David: Since we’re focusing on video games, I’ll share one of my proudest gaming experiences. We had a neighbor in the cul-de-sac mentioned above who was a good friend and fellow lover of games. He had recently reached Ganon’s Castle in Ocarina of Time, but was struggling to defeat the final boss. So, he asked me to help him. At this time, I myself had never actually beaten the game! But I had seen my cousin do it, and felt reasonably confident I could deliver. Glad I was that I did just that, and was able to defeat Ganondorf on my first try! Feels good to succeed in front of an enraptured audience, even if it was only one person.
Thank you for the opportunity! People like you are what make the effort worthwhile!

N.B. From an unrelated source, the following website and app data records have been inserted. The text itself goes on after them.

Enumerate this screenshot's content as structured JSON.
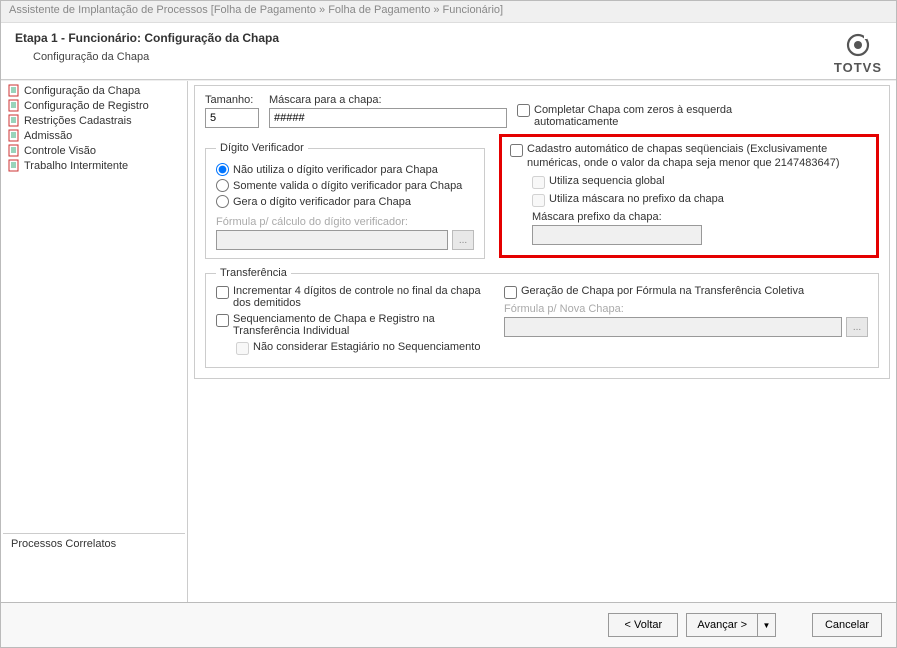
{
  "titlebar": "Assistente de Implantação de Processos [Folha de Pagamento » Folha de Pagamento » Funcionário]",
  "header": {
    "step": "Etapa 1 - Funcionário: Configuração da Chapa",
    "sub": "Configuração da Chapa",
    "brand": "TOTVS"
  },
  "sidebar": {
    "items": [
      {
        "label": "Configuração da Chapa"
      },
      {
        "label": "Configuração de Registro"
      },
      {
        "label": "Restrições Cadastrais"
      },
      {
        "label": "Admissão"
      },
      {
        "label": "Controle Visão"
      },
      {
        "label": "Trabalho Intermitente"
      }
    ],
    "processos": "Processos Correlatos"
  },
  "main": {
    "tamanho_label": "Tamanho:",
    "tamanho_value": "5",
    "mascara_label": "Máscara para a chapa:",
    "mascara_value": "#####",
    "completar_zeros": "Completar Chapa com zeros à esquerda automaticamente",
    "dv": {
      "legend": "Dígito Verificador",
      "r1": "Não utiliza o dígito verificador para Chapa",
      "r2": "Somente valida o dígito verificador para Chapa",
      "r3": "Gera o dígito verificador para Chapa",
      "formula_lbl": "Fórmula p/ cálculo do dígito verificador:"
    },
    "cad": {
      "title": "Cadastro automático de chapas seqüenciais (Exclusivamente numéricas, onde o valor da chapa seja menor que 2147483647)",
      "seq_global": "Utiliza sequencia global",
      "mask_prefixo": "Utiliza máscara no prefixo da chapa",
      "mask_prefixo_lbl": "Máscara prefixo da chapa:"
    },
    "transf": {
      "legend": "Transferência",
      "incr4": "Incrementar 4 dígitos de controle no final da chapa dos demitidos",
      "seq_reg": "Sequenciamento de Chapa e Registro na Transferência Individual",
      "nao_estag": "Não considerar Estagiário no Sequenciamento",
      "ger_formula": "Geração de Chapa por Fórmula na Transferência Coletiva",
      "formula_nova": "Fórmula p/ Nova Chapa:"
    }
  },
  "footer": {
    "voltar": "< Voltar",
    "avancar": "Avançar >",
    "cancelar": "Cancelar"
  }
}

Fae: Since OL takes place at certain ages, I am going to go with the MC’s first Step age for my memory. When I was 8, my class had a pet spider who oddly enough lived in a modified water bottle, and we weren’t sure what to feed it since we were waiting on mealworms to come in for it. While we were working in quiet, I noticed a fly buzzing around and lots of students trying to smack it. I waited until it landed nearby, then crept out of my chair in a crouch towards it, cupped my hands around it tight and managed to catch it alive and keep hold of it. My teacher was super impressed and we fed it to the spider with all the class watching. She declared I was the excellent little spider chef, everyone stared at me in wonder, and the spider survived to the first shipment of meal worms and for the rest of the year. I was known as the spider chef by some people in my grade for a few weeks after.
I want to give a huge THANK YOU to the GB Patch team for taking the time to do this Q&A with me!
Below are some links to the GB Patch social media pages and game related sites. I highly recommend subscribing to their pages for the most up to date news on their current and future projects.
- Twitter: @Patch_Games
- Tumblr: gb-patch.tumblr.com
- Steam: Steam releases
- Facebook: @GBPatchGames
- Instagram: @gbpatchgames
- itch.io Game Page: gbpatch.itch.io
2 thoughts on “Behind the Games – Interview with GB Patch Games”
I know these are older posts but I just found your blog through the magical power of google because I’ve recently played through (and been obsessed with) the game Our Life: Beginnings and Always. Cove is such a precious cinnamon roll and I’ve been searching for other Otome / Visual Novels that give a similar type of feel, specifically related to the focus on the characters and having unique and diverse options.
I just wanted to say I’m really happy I found your blog and hope to play through some of your favorite recommendations!
As a POC (I’m Filipino), I really adore how you also highlight some otome / romance games with diversity in them. Although I do love otome games and visual novels, I have a hard time finding games where I feel I’m represented or where I feel like the world is made up of different types of people.
Anyways, looking forward to reading more of your reviews! 🙂
fascinating interview, a great read!! <3